Comparative Literature 30C: Topics for the First Essay
Due Date: August 14, in class.
General Instructions: Write a five-page (1400-1600 word) essay
on a topic related to The Social Contract, "What is Enlightenment,"
Woyzeck, or Emma. This essay should have a clear, unified topic
and an identifiable, arguable thesis statement backed by solid evidence.
Your personal response to the material can guide your thoughts, but you must
establish your claims using evidence and argumentation considered
valid within the discipline of literary criticism or literary history. If
you use secondary sources, make sure they are of reasonable quality (no personal
web sites, Cliff Notes, or Encarta) and cite them properly. If you
decide to use one of the suggested topics, make sure you narrow its focus
and make a strong thesis. Following are some suggestions for topics. If you
choose a suggested topic, make sure you narrow your focus considerably.
Examine how Rousseau uses fictions of origin—stories about how things
were when society began--in The Social Contract. Why does he believe
his story will be convincing? Why evidence does he provide for its veracity?
Why do his speculations mean about his view of eighteenth-century France?
- Individual Responsibility.
The Social Contract, "What is Enlightenment," and Woyzeck
address the problem of individual responsibility in relation to society
in different terms and ways. Choose one of the first two of these works,
and use its terms to examine the issue in Woyzeck. Is Woyzeck a common
murderer, or someone stymied by his inability to participate in the construction
of his society? Why and how does Woyzeck’s obedience to the various authority
figures around him prevent him from fully realizing his humanity?
Comedy and Tragedy.
Emma shows us a comic view of the maturing process of a well-to-do
English woman at the turn of the nineteenth century. To what extent are the
problems that she overcomes on her way to adulthood relevant to the harsher
realities of early nineteenth-century life? Is the comic view of Emma
compatible with the tragic view of Woyzeck in any way, or the self-empowering
views of Rousseau and Kant? Feel free to examine the issue of the novel’s
seriousness and/or relevance on its own, or in comparison to another work
we have read.
Examine the concept of the legitimacy of authority in any of the works
we have read. What gives someone the right to control others? What does an
ethical citizen owe to those in authority in exchange for maintaining the
benefits of society? Keep in mind that this topic can be applied to any of
the works we have read so far, either individually or in comparison with
- Free Choice.
Your own topic involving a work or works from the two weeks of the
course, based on an important theme or concept.
Some Important Notes on Short Literary Essays
- All essays should have a descriptive title, usually consisting of a
noun phrase that includes the name of the work (or works) you intend to examine
and something about your approach to the subject. "Freedom and Authority
in Büchner’s Woyzeck" is good; "Freedom" is too vague, as is "An Analysis
- All essays should have a clear, specific thesis that takes an arguable
position on the work’s interpretation. By "arguable," I mean that a reasonable

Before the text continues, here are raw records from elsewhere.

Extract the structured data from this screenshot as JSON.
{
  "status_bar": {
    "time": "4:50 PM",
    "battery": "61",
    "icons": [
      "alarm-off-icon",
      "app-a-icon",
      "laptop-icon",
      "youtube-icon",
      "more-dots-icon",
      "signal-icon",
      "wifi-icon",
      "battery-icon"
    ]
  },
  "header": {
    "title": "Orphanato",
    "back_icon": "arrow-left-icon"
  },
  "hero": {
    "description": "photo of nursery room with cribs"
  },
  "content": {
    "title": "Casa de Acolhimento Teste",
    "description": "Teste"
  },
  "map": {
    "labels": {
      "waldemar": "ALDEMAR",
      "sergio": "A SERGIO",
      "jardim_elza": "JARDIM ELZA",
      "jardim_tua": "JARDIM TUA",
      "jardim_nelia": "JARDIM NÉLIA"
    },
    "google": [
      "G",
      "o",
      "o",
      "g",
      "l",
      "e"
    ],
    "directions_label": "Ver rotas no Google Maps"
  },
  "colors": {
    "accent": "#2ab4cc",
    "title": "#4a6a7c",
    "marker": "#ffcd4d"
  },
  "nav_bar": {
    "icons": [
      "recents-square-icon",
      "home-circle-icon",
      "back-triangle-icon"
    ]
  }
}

person could take a different view. "Shakepeare’s Sonnet 3 uses imagery to
convey its message" is inarguable—who would say that it doesn’t contain images,
and that these are not involved in some sort of communication? "Shakespeare’s
Sonnet 3 connects the theme of unfulfilled destiny to its metrical scheme
through strategic reversals of expectation in image and meter" is better.
Someone could easily argue that the theme is something different, and that
the reversals aren’t really reversals, and that they aren’t strategic in
any case. You would at least be involved in an interesting discussion.
- The thesis statement is generally located at the end of the first paragraph,
especially in short essays. Don’t put it anywhere else unless you are very
sure of what you are doing.
- Effective essays require specific references to the work under discussion.
Plot summary tends to weaken your argument—pick out specific passages and
cite them properly. Always introduce a quotation by explaining its relation
to your argument and its place in the work. If you do need to summarize large
parts of the work, make specific reference to chapters and the incidents
or arguments they contain.
- Assume an intelligent reader familiar with the work in question. You
don’t need to tell us what the overall plot or argument is—we already know.
What we don’t know is what you’ve noticed in your long, careful, and attentive
reading of the work in light of a particular idea.
- Don’t begin from too far away. The worst way to begin an essay is with
the phrase, "Ever since the beginning of time..." or some other truism about
books, genius, the world, society, or whatever. Mention your subject—the
work and your overall theme—immediately.
- Watch out for references to yourself or the essay—focus on the work
and the ideas instead. Authors of books will occasionally say, "I will argue"
or "In this chapter, I claim," but these references (known as "metadiscourse")
are usually only necessary for clarifying the structure of long articles
or books. Instead, indicate your direction through paragraph transitions:
"However,..." "On the other hand..." "Moreover..." etc. Try to avoid "Another
example of..." (dull and unhelpful) and "Plus..." (substandard).